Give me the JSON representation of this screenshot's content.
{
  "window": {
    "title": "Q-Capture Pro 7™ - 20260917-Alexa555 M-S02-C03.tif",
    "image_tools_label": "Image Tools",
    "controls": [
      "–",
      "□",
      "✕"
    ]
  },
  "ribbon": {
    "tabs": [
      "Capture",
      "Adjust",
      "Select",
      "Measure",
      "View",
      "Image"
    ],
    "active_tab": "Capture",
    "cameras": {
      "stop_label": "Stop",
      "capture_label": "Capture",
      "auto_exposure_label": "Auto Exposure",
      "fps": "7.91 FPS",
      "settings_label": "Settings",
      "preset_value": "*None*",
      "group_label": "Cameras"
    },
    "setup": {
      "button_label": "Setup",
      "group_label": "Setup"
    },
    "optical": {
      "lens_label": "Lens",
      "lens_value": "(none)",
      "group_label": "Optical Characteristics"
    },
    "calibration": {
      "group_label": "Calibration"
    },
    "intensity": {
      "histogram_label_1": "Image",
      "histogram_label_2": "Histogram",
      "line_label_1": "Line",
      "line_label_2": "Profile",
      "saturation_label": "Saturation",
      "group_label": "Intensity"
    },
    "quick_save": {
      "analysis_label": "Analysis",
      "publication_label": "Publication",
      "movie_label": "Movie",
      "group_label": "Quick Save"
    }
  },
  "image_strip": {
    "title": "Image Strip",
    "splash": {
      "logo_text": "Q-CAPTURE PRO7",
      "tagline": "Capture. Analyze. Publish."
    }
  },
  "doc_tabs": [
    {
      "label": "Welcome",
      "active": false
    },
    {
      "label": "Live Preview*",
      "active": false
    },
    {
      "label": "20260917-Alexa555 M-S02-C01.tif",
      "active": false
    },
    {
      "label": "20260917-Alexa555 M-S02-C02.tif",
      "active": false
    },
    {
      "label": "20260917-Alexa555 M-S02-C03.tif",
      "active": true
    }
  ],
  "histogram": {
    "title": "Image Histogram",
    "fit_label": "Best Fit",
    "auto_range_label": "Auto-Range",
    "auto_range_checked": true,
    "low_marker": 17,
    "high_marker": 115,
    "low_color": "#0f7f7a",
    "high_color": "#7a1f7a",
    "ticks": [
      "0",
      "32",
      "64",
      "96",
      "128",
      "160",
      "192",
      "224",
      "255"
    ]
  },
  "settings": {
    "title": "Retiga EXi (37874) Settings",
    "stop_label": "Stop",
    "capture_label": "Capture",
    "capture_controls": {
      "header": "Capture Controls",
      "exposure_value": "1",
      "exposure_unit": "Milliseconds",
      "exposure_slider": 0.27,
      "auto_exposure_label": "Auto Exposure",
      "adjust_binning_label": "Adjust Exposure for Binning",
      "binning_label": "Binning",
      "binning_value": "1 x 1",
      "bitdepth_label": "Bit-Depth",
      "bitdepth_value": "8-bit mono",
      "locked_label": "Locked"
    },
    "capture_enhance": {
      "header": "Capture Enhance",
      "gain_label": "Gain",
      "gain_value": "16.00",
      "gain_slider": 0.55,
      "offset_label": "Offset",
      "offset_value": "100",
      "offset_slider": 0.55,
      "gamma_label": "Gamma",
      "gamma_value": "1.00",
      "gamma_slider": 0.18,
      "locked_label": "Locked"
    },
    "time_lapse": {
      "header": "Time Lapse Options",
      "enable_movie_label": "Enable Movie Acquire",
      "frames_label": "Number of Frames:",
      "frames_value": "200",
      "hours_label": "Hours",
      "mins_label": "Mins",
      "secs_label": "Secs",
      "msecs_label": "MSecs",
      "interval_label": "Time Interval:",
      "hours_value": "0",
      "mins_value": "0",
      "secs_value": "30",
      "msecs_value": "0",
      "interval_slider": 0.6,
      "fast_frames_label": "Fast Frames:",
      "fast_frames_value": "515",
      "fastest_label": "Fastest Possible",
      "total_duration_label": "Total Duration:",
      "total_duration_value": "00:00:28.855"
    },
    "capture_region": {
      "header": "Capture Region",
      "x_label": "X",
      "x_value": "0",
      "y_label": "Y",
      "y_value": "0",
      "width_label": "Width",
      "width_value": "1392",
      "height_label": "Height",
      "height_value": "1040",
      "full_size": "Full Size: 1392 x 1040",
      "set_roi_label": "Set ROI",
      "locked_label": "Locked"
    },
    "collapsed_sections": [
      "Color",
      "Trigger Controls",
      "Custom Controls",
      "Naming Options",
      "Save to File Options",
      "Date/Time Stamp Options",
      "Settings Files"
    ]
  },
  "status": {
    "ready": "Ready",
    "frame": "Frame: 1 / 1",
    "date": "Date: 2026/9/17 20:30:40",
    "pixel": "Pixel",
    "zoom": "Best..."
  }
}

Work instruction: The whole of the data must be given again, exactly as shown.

Written reply:
Give me the JSON representation of this screenshot's content.
{
  "window": {
    "title": "Q-Capture Pro 7™ - 20260917-Alexa555 M-S02-C03.tif",
    "image_tools_label": "Image Tools",
    "controls": [
      "–",
      "□",
      "✕"
    ]
  },
  "ribbon": {
    "tabs": [
      "Capture",
      "Adjust",
      "Select",
      "Measure",
      "View",
      "Image"
    ],
    "active_tab": "Capture",
    "cameras": {
      "stop_label": "Stop",
      "capture_label": "Capture",
      "auto_exposure_label": "Auto Exposure",
      "fps": "7.91 FPS",
      "settings_label": "Settings",
      "preset_value": "*None*",
      "group_label": "Cameras"
    },
    "setup": {
      "button_label": "Setup",
      "group_label": "Setup"
    },
    "optical": {
      "lens_label": "Lens",
      "lens_value": "(none)",
      "group_label": "Optical Characteristics"
    },
    "calibration": {
      "group_label": "Calibration"
    },
    "intensity": {
      "histogram_label_1": "Image",
      "histogram_label_2": "Histogram",
      "line_label_1": "Line",
      "line_label_2": "Profile",
      "saturation_label": "Saturation",
      "group_label": "Intensity"
    },
    "quick_save": {
      "analysis_label": "Analysis",
      "publication_label": "Publication",
      "movie_label": "Movie",
      "group_label": "Quick Save"
    }
  },
  "image_strip": {
    "title": "Image Strip",
    "splash": {
      "logo_text": "Q-CAPTURE PRO7",
      "tagline": "Capture. Analyze. Publish."
    }
  },
  "doc_tabs": [
    {
      "label": "Welcome",
      "active": false
    },
    {
      "label": "Live Preview*",
      "active": false
    },
    {
      "label": "20260917-Alexa555 M-S02-C01.tif",
      "active": false
    },
    {
      "label": "20260917-Alexa555 M-S02-C02.tif",
      "active": false
    },
    {
      "label": "20260917-Alexa555 M-S02-C03.tif",
      "active": true
    }
  ],
  "histogram": {
    "title": "Image Histogram",
    "fit_label": "Best Fit",
    "auto_range_label": "Auto-Range",
    "auto_range_checked": true,
    "low_marker": 17,
    "high_marker": 115,
    "low_color": "#0f7f7a",
    "high_color": "#7a1f7a",
    "ticks": [
      "0",
      "32",
      "64",
      "96",
      "128",
      "160",
      "192",
      "224",
      "255"
    ]
  },
  "settings": {
    "title": "Retiga EXi (37874) Settings",
    "stop_label": "Stop",
    "capture_label": "Capture",
    "capture_controls": {
      "header": "Capture Controls",
      "exposure_value": "1",
      "exposure_unit": "Milliseconds",
      "exposure_slider": 0.27,
      "auto_exposure_label": "Auto Exposure",
      "adjust_binning_label": "Adjust Exposure for Binning",
      "binning_label": "Binning",
      "binning_value": "1 x 1",
      "bitdepth_label": "Bit-Depth",
      "bitdepth_value": "8-bit mono",
      "locked_label": "Locked"
    },
    "capture_enhance": {
      "header": "Capture Enhance",
      "gain_label": "Gain",
      "gain_value": "16.00",
      "gain_slider": 0.55,
      "offset_label": "Offset",
      "offset_value": "100",
      "offset_slider": 0.55,
      "gamma_label": "Gamma",
      "gamma_value": "1.00",
      "gamma_slider": 0.18,
      "locked_label": "Locked"
    },
    "time_lapse": {
      "header": "Time Lapse Options",
      "enable_movie_label": "Enable Movie Acquire",
      "frames_label": "Number of Frames:",
      "frames_value": "200",
      "hours_label": "Hours",
      "mins_label": "Mins",
      "secs_label": "Secs",
      "msecs_label": "MSecs",
      "interval_label": "Time Interval:",
      "hours_value": "0",
      "mins_value": "0",
      "secs_value": "30",
      "msecs_value": "0",
      "interval_slider": 0.6,
      "fast_frames_label": "Fast Frames:",
      "fast_frames_value": "515",
      "fastest_label": "Fastest Possible",
      "total_duration_label": "Total Duration:",
      "total_duration_value": "00:00:28.855"
    },
    "capture_region": {
      "header": "Capture Region",
      "x_label": "X",
      "x_value": "0",
      "y_label": "Y",
      "y_value": "0",
      "width_label": "Width",
      "width_value": "1392",
      "height_label": "Height",
      "height_value": "1040",
      "full_size": "Full Size: 1392 x 1040",
      "set_roi_label": "Set ROI",
      "locked_label": "Locked"
    },
    "collapsed_sections": [
      "Color",
      "Trigger Controls",
      "Custom Controls",
      "Naming Options",
      "Save to File Options",
      "Date/Time Stamp Options",
      "Settings Files"
    ]
  },
  "status": {
    "ready": "Ready",
    "frame": "Frame: 1 / 1",
    "date": "Date: 2026/9/17 20:30:40",
    "pixel": "Pixel",
    "zoom": "Best..."
  }
}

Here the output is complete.